Chud was pulled from the drug trial when he began experiencing partial paralysis and lockjaw. While these symptoms dissipated after a few days, Chud had unknowingly sustained long-term damage to his body’s cartilage. By 2003, he was in so much pain, he sought treatment from an orthopedic surgeon, who uncovered extensive damage to Chud’s spine.
Between 2003 and 2015, Chud underwent over 80 operations on his spine, neck, and major joints. Through all this, he lost 7 inches in height because of destroyed disks, leaving less room for his lungs, bowel and stomach.
In 2009, he began using a four-wheeled walker to be able to walk. Prior to that, he had given little thought to what it was like to live with a disability, but this new experience motivated him to become an advocate for himself and other long-term HIV survivors who live with disabilities.
“My drive to do something for other disabled people shifted into hyper-drive from that moment on,” Chud wrote.
Chud was aware of his place in AIDS history and felt a responsibility to share his experience with younger generations.
“While the trajectory of AIDS has changed immensely, I think that knowing my tendency for feeling invincible until something happens to me, there is great peril that the current generation will never know how terrible the AIDS epidemic has been in gay America, let alone the world,” he wrote in the Huffington Post.
The age-adjusted rate of HIV-related deaths in the U.S. fell by nearly half from 2010 to 2017, according to a study that suggests treatment programs are extending the lives of people living with HIV.Learn More.
The study published by the Centers for Disease Control shows that deaths among persons with diagnosed HIV decreased, primarily because of decreases in HIV-related deaths.
Life expectancy for persons with HIV infection who receive recommended treatment can approach that of the general population, yet HIV remains among the 10 leading causes of death among certain populations.
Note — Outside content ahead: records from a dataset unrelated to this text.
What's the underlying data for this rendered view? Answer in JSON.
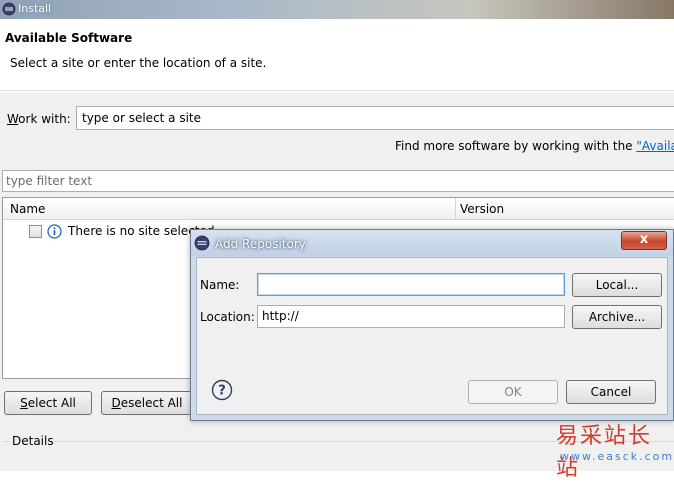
{
  "window": {
    "title": "Install"
  },
  "header": {
    "title": "Available Software",
    "description": "Select a site or enter the location of a site."
  },
  "work_with": {
    "label_prefix": "W",
    "label_rest": "ork with:",
    "value": "type or select a site"
  },
  "find_more": {
    "text": "Find more software by working with the ",
    "link": "\"Availab"
  },
  "filter": {
    "placeholder": "type filter text"
  },
  "tree": {
    "columns": [
      "Name",
      "Version"
    ],
    "rows": [
      {
        "text": "There is no site selected."
      }
    ]
  },
  "buttons": {
    "select_all": {
      "mnemonic": "S",
      "rest": "elect All"
    },
    "deselect_all": {
      "mnemonic": "D",
      "rest": "eselect All"
    }
  },
  "details": {
    "label": "Details"
  },
  "dialog": {
    "title": "Add Repository",
    "close_label": "x",
    "name_label": "Name:",
    "name_value": "",
    "location_label": "Location:",
    "location_value": "http://",
    "local_button": "Local...",
    "archive_button": "Archive...",
    "ok_button": "OK",
    "cancel_button": "Cancel"
  },
  "watermark": {
    "cn": "易采站长站",
    "url": "www.easck.com"
  },
  "colors": {
    "link": "#0066cc",
    "close": "#c7452a",
    "focus": "#5d9fd9"
  }
}
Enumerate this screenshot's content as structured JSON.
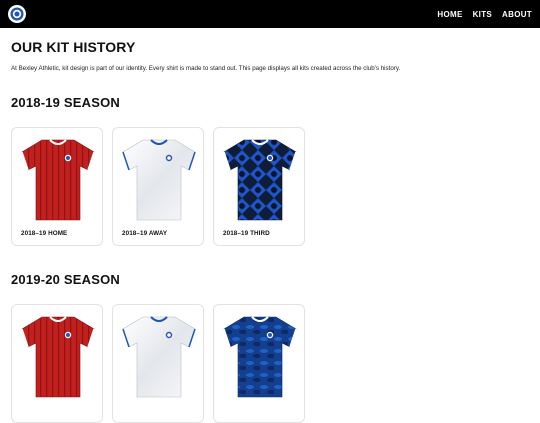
{
  "header": {
    "logo": "club-crest",
    "nav": [
      "HOME",
      "KITS",
      "ABOUT"
    ]
  },
  "page": {
    "title": "OUR KIT HISTORY",
    "intro": "At Bexley Athletic, kit design is part of our identity. Every shirt is made to stand out. This page displays all kits created across the club’s history."
  },
  "seasons": [
    {
      "title": "2018-19 SEASON",
      "kits": [
        {
          "label": "2018–19 HOME",
          "style": "red-stripes"
        },
        {
          "label": "2018–19 AWAY",
          "style": "white-marble"
        },
        {
          "label": "2018–19 THIRD",
          "style": "blue-geometric"
        }
      ]
    },
    {
      "title": "2019-20 SEASON",
      "kits": [
        {
          "label": "",
          "style": "red-stripes"
        },
        {
          "label": "",
          "style": "white-marble"
        },
        {
          "label": "",
          "style": "blue-camo"
        }
      ]
    }
  ],
  "colors": {
    "topbar": "#000000",
    "red_kit": "#c2211f",
    "blue_kit": "#1e56b8",
    "white_kit": "#f2f3f6"
  }
}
Using surveillance data, CDC reseachers were able to determine that progress is being made toward reducing deaths among persons with diagnosed HIV.
During 2010–2017, HIV-related death rates decreased 48.4% (from 9.1 to 4.7 per 1,000 people), whereas non–HIV-related death rates decreased 8.6% (from 9.3 to 8.5 per 1,000 people).
The report also noted that rates of HIV-related deaths during 2017 were highest by race/ethnicity among persons of multiple races (7.0) and Black/African American persons (5.6), followed by White persons (3.9) and Hispanic/Latino persons (3.9). The HIV-related death rate was highest in the South (6.0) and lowest in the Northeast (3.2).
The researchers conclude that early diagnosis, prompt treatment, and maintaining access to high-quality care and treatment have been successful in reducing HIV-related deaths and remain necessary for continuing reductions in HIV-related deaths.